**What is being asked:**
Please reproduce all of the data below exactly, leaving each picture out.
::: Dataset entries :::
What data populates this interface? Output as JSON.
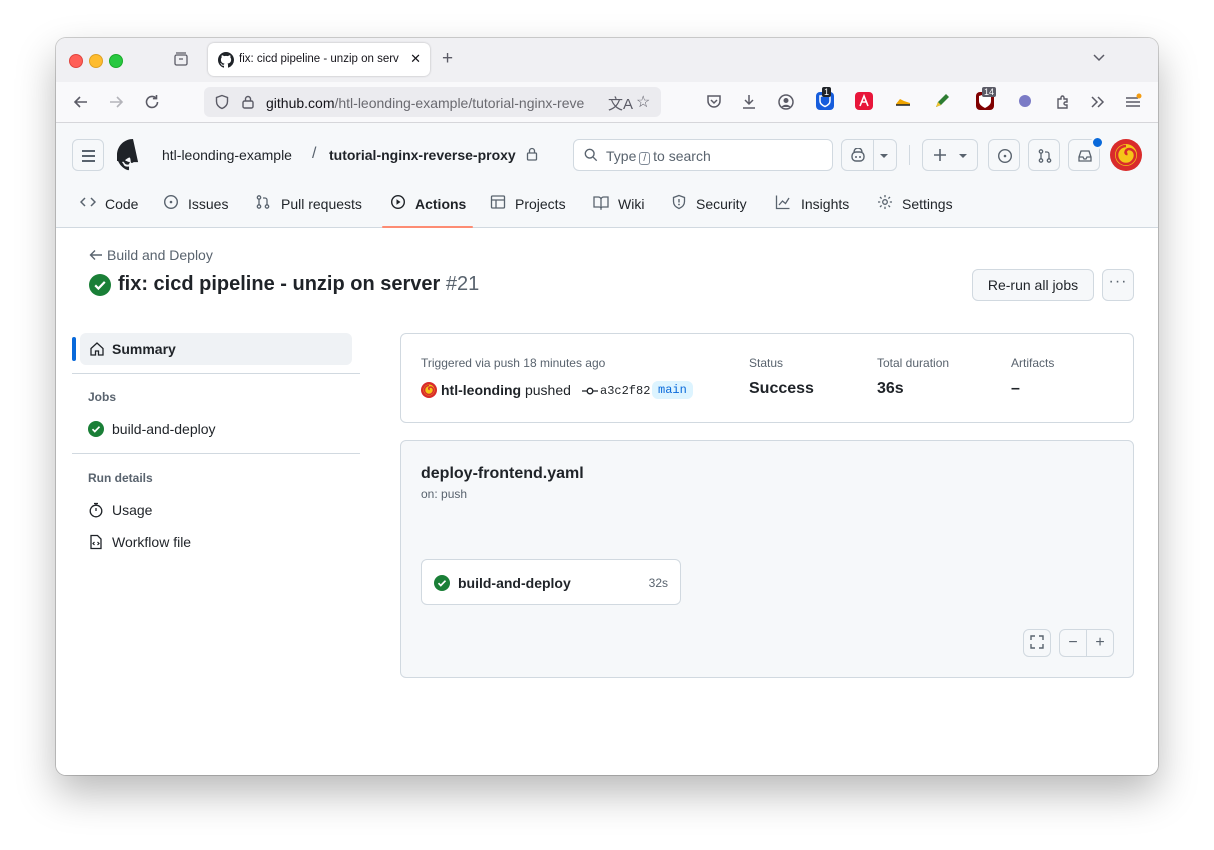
{
  "browser": {
    "tab_title": "fix: cicd pipeline - unzip on serv",
    "url_host": "github.com",
    "url_path": "/htl-leonding-example/tutorial-nginx-reve",
    "ext_badges": {
      "bitwarden": "1",
      "ublock": "14"
    }
  },
  "header": {
    "owner": "htl-leonding-example",
    "separator": "/",
    "repo": "tutorial-nginx-reverse-proxy",
    "search_prefix": "Type",
    "search_key": "/",
    "search_suffix": "to search"
  },
  "repo_tabs": [
    {
      "label": "Code",
      "icon": "code-icon"
    },
    {
      "label": "Issues",
      "icon": "issue-icon"
    },
    {
      "label": "Pull requests",
      "icon": "pull-request-icon"
    },
    {
      "label": "Actions",
      "icon": "play-icon",
      "selected": true
    },
    {
      "label": "Projects",
      "icon": "table-icon"
    },
    {
      "label": "Wiki",
      "icon": "book-icon"
    },
    {
      "label": "Security",
      "icon": "shield-icon"
    },
    {
      "label": "Insights",
      "icon": "graph-icon"
    },
    {
      "label": "Settings",
      "icon": "gear-icon"
    }
  ],
  "run": {
    "back_label": "Build and Deploy",
    "title": "fix: cicd pipeline - unzip on server",
    "number": "#21",
    "rerun_label": "Re-run all jobs",
    "more_label": "···"
  },
  "sidebar": {
    "summary_label": "Summary",
    "jobs_heading": "Jobs",
    "jobs": [
      {
        "label": "build-and-deploy",
        "status": "success"
      }
    ],
    "details_heading": "Run details",
    "details": [
      {
        "label": "Usage",
        "icon": "stopwatch-icon"
      },
      {
        "label": "Workflow file",
        "icon": "file-code-icon"
      }
    ]
  },
  "summary": {
    "triggered": "Triggered via push 18 minutes ago",
    "actor": "htl-leonding",
    "action": "pushed",
    "commit": "a3c2f82",
    "branch": "main",
    "status_label": "Status",
    "status_value": "Success",
    "duration_label": "Total duration",
    "duration_value": "36s",
    "artifacts_label": "Artifacts",
    "artifacts_value": "–"
  },
  "workflow": {
    "file": "deploy-frontend.yaml",
    "trigger": "on: push",
    "job_label": "build-and-deploy",
    "job_duration": "32s",
    "zoom_out": "−",
    "zoom_in": "+"
  },
  "colors": {
    "success": "#1a7f37",
    "accent": "#0969da",
    "tab_underline": "#fd8c73"
  }
}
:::
**Answer below:**
What data populates this interface? Output as JSON.
{
  "browser": {
    "tab_title": "fix: cicd pipeline - unzip on serv",
    "url_host": "github.com",
    "url_path": "/htl-leonding-example/tutorial-nginx-reve",
    "ext_badges": {
      "bitwarden": "1",
      "ublock": "14"
    }
  },
  "header": {
    "owner": "htl-leonding-example",
    "separator": "/",
    "repo": "tutorial-nginx-reverse-proxy",
    "search_prefix": "Type",
    "search_key": "/",
    "search_suffix": "to search"
  },
  "repo_tabs": [
    {
      "label": "Code",
      "icon": "code-icon"
    },
    {
      "label": "Issues",
      "icon": "issue-icon"
    },
    {
      "label": "Pull requests",
      "icon": "pull-request-icon"
    },
    {
      "label": "Actions",
      "icon": "play-icon",
      "selected": true
    },
    {
      "label": "Projects",
      "icon": "table-icon"
    },
    {
      "label": "Wiki",
      "icon": "book-icon"
    },
    {
      "label": "Security",
      "icon": "shield-icon"
    },
    {
      "label": "Insights",
      "icon": "graph-icon"
    },
    {
      "label": "Settings",
      "icon": "gear-icon"
    }
  ],
  "run": {
    "back_label": "Build and Deploy",
    "title": "fix: cicd pipeline - unzip on server",
    "number": "#21",
    "rerun_label": "Re-run all jobs",
    "more_label": "···"
  },
  "sidebar": {
    "summary_label": "Summary",
    "jobs_heading": "Jobs",
    "jobs": [
      {
        "label": "build-and-deploy",
        "status": "success"
      }
    ],
    "details_heading": "Run details",
    "details": [
      {
        "label": "Usage",
        "icon": "stopwatch-icon"
      },
      {
        "label": "Workflow file",
        "icon": "file-code-icon"
      }
    ]
  },
  "summary": {
    "triggered": "Triggered via push 18 minutes ago",
    "actor": "htl-leonding",
    "action": "pushed",
    "commit": "a3c2f82",
    "branch": "main",
    "status_label": "Status",
    "status_value": "Success",
    "duration_label": "Total duration",
    "duration_value": "36s",
    "artifacts_label": "Artifacts",
    "artifacts_value": "–"
  },
  "workflow": {
    "file": "deploy-frontend.yaml",
    "trigger": "on: push",
    "job_label": "build-and-deploy",
    "job_duration": "32s",
    "zoom_out": "−",
    "zoom_in": "+"
  },
  "colors": {
    "success": "#1a7f37",
    "accent": "#0969da",
    "tab_underline": "#fd8c73"
  }
}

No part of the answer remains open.